By Paul Schwartz, Ph.D.


When we asked Dr. Paul Schwartz, professor at Mount Saint Mary College in Newburgh, what he thought about cosleeping - when parents allow their children to sleep in their bed - he had some interesting comments. Here's what he had to say:

* 20th century child rearing experts advocate the nighttime separation of baby and parents early in the child's development. Dr. Spock recommends moving baby out of parent's room early in the first year of life "otherwise they may become dependent on the arrangement."

* Co-sleeping is common around the globe and in rural parts of the U.S. In Japan, children sleep with parents until early childhood, then in the same room until adolescence

READ MORE: The sleep wars: to cosleep or not to cosleep


* Among the cultures that advocate cosleeping, the belief is that cosleeping provides an intimate bond between parent and child. In these cultures children will often fall asleep in the midst of social activities and are then carried to bed.

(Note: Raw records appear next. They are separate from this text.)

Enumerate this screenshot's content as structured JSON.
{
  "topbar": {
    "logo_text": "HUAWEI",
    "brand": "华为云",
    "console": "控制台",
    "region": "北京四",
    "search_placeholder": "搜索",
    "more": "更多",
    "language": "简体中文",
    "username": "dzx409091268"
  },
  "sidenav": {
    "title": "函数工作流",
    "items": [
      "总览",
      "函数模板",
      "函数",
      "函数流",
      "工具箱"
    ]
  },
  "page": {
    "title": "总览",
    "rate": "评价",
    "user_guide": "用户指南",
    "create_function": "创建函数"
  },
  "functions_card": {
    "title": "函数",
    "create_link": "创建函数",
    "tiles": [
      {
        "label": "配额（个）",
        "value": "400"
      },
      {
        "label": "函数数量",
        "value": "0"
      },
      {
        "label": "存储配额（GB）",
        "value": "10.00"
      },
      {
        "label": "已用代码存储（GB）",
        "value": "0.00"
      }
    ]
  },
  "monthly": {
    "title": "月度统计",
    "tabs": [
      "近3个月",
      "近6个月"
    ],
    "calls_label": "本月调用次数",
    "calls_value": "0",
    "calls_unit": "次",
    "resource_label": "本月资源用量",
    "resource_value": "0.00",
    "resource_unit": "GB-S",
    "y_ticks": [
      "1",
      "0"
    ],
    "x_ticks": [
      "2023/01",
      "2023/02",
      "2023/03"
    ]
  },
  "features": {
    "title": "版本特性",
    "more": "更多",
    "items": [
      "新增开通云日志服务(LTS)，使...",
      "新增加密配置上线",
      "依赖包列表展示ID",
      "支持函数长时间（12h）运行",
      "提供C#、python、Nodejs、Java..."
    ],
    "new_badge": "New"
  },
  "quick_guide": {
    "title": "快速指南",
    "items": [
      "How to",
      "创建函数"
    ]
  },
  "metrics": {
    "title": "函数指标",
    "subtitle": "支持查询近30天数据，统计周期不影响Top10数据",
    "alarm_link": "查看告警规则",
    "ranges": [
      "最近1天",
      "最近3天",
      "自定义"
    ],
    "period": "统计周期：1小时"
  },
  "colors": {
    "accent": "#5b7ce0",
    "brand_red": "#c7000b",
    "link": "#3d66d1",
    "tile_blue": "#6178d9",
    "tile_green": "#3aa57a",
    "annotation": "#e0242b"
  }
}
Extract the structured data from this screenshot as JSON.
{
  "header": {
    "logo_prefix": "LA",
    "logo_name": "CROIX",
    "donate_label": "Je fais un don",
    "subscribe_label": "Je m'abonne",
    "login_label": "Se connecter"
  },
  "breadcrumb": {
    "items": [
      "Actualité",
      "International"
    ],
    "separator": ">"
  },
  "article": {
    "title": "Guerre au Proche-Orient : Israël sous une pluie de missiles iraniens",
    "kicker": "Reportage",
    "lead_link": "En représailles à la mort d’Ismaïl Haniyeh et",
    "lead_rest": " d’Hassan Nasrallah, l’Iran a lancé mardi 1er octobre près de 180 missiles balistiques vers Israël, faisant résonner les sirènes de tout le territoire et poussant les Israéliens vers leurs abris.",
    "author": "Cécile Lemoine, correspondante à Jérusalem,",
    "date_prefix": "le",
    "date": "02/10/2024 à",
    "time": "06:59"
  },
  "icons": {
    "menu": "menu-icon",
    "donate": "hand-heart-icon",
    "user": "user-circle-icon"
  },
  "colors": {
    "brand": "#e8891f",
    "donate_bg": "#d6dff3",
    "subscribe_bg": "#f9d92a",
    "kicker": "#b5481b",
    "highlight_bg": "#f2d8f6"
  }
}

* Bedtime struggles in the U.S. may be related to the stress youngsters in American homes experience when they are required to go to sleep alone - usually requiring elaborate rituals taking most of the evening. American parents are interested in developing early independence and protecting their own privacy.

* The issue is cultural - most middle class American parents see their infants as dependent beings who must be urged to independence. Other cultures, as well as people in the U.S., see infants as separate little beings that need to develop an independent relationship with the greater community to survive.

READ MORE: Sleep training 101

* Kids in cultures that advocate cosleeping have fewer incidences of sleep problems (getting to sleep or staying asleep) or anxiety about bedtime.


Other articles by Paul Schwartz